TASK ▸
Copy out all the lines of the data that hold the word "this".

MATERIAL PROVIDED ▸

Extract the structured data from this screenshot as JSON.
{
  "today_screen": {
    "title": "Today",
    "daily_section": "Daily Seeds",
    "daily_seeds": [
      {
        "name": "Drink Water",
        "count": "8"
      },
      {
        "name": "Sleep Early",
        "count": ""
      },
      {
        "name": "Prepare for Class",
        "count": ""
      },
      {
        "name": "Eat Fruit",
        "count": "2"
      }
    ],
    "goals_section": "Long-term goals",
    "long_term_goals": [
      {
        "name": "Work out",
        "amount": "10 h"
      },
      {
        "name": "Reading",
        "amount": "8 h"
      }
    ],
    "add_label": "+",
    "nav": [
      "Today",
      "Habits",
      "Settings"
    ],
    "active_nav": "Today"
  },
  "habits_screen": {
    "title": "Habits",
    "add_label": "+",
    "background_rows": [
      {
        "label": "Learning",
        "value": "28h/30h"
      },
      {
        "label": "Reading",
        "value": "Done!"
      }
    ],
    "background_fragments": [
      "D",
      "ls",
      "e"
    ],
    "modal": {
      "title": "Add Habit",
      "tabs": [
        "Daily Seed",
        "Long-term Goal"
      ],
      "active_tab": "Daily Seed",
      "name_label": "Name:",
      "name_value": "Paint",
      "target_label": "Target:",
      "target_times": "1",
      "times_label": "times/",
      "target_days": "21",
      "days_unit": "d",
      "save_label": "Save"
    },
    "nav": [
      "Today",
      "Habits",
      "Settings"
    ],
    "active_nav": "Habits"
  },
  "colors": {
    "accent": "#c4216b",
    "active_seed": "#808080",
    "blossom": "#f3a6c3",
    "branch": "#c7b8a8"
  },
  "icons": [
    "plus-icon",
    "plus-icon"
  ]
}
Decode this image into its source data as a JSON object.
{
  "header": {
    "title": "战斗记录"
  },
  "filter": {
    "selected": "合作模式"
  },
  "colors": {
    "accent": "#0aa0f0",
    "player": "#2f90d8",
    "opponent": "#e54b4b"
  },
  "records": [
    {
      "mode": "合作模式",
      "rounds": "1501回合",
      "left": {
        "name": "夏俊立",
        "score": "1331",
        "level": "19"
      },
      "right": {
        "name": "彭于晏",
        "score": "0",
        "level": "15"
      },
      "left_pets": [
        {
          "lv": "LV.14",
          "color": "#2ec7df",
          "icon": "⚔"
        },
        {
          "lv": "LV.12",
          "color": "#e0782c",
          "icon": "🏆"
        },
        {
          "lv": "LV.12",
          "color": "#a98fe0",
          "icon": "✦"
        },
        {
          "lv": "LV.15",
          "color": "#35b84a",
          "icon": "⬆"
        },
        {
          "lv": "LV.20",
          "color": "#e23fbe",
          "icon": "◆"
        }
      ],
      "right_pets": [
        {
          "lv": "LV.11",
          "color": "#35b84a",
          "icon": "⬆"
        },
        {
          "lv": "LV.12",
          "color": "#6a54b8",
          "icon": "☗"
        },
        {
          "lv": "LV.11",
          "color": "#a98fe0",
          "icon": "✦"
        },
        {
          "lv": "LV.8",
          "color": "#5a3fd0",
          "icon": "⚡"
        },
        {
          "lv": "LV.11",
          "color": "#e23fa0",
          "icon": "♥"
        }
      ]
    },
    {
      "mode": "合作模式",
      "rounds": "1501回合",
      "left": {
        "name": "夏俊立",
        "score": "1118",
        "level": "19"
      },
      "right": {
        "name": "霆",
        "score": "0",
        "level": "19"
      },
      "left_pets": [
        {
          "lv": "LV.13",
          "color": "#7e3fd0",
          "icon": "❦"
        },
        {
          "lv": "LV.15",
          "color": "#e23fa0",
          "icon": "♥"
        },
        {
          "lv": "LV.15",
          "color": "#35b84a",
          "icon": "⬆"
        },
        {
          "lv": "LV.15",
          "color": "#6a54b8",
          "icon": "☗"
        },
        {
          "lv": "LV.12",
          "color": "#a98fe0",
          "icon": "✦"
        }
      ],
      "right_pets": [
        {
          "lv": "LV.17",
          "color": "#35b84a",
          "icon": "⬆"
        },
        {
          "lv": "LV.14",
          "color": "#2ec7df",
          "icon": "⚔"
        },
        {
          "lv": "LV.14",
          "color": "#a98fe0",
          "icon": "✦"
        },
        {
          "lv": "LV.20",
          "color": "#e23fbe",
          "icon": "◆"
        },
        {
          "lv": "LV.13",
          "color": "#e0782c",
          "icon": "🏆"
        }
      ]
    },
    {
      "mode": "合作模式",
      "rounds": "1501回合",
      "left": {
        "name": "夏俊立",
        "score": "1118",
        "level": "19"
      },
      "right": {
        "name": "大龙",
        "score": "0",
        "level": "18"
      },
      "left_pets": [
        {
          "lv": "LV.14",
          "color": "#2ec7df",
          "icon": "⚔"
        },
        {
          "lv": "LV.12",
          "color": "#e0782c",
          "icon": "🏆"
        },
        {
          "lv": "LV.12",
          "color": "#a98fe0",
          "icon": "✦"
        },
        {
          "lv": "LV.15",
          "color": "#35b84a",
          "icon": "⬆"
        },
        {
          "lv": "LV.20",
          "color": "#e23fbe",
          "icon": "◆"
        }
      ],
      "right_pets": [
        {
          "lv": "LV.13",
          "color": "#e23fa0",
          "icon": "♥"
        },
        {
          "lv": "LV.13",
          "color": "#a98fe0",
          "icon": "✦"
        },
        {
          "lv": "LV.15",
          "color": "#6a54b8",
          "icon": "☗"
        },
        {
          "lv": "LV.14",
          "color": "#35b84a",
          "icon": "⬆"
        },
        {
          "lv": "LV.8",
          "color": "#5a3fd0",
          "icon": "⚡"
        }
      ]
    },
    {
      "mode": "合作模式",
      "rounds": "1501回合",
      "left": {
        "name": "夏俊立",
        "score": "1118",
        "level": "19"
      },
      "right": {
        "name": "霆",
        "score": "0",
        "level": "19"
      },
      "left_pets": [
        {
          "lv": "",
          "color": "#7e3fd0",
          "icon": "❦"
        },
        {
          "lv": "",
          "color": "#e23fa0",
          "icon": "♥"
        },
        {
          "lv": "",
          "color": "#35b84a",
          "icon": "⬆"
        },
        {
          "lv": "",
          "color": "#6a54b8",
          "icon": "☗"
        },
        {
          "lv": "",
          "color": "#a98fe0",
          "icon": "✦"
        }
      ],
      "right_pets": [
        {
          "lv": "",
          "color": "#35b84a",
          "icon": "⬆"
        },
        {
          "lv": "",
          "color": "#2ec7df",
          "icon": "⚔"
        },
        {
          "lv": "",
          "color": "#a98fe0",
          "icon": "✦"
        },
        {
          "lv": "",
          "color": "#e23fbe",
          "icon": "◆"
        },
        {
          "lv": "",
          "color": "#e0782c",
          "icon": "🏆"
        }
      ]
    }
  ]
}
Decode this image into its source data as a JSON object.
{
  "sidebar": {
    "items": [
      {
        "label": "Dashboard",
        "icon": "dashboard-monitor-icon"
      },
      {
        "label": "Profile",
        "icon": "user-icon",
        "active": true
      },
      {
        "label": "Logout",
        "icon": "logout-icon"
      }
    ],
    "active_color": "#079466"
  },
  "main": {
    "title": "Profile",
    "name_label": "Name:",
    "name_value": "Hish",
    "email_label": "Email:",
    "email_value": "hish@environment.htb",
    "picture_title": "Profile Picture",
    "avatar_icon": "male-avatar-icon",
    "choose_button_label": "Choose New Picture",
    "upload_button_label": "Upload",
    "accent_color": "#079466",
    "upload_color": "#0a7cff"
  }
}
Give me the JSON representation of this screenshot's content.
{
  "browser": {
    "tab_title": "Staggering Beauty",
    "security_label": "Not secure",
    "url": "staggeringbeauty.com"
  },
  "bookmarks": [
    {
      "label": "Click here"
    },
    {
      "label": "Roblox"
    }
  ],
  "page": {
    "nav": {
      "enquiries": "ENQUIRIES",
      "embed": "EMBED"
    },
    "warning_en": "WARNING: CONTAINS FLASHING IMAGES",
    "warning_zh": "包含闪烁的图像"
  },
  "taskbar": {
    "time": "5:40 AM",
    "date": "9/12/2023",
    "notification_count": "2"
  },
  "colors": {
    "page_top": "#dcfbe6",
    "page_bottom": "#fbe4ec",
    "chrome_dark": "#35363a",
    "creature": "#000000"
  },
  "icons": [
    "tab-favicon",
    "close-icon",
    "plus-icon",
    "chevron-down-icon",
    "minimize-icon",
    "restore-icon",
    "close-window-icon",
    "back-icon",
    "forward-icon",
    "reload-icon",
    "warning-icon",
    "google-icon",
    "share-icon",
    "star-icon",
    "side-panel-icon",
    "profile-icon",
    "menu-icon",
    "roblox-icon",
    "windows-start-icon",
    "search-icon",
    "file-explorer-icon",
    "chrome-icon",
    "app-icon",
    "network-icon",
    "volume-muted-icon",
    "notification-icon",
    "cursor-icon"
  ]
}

ANSWER SPACE ▸
Extract the structured data from this screenshot as JSON.
Decode this image into its source data as a JSON object.
Decode this image into its source data as a JSON object.
Give me the JSON representation of this screenshot's content.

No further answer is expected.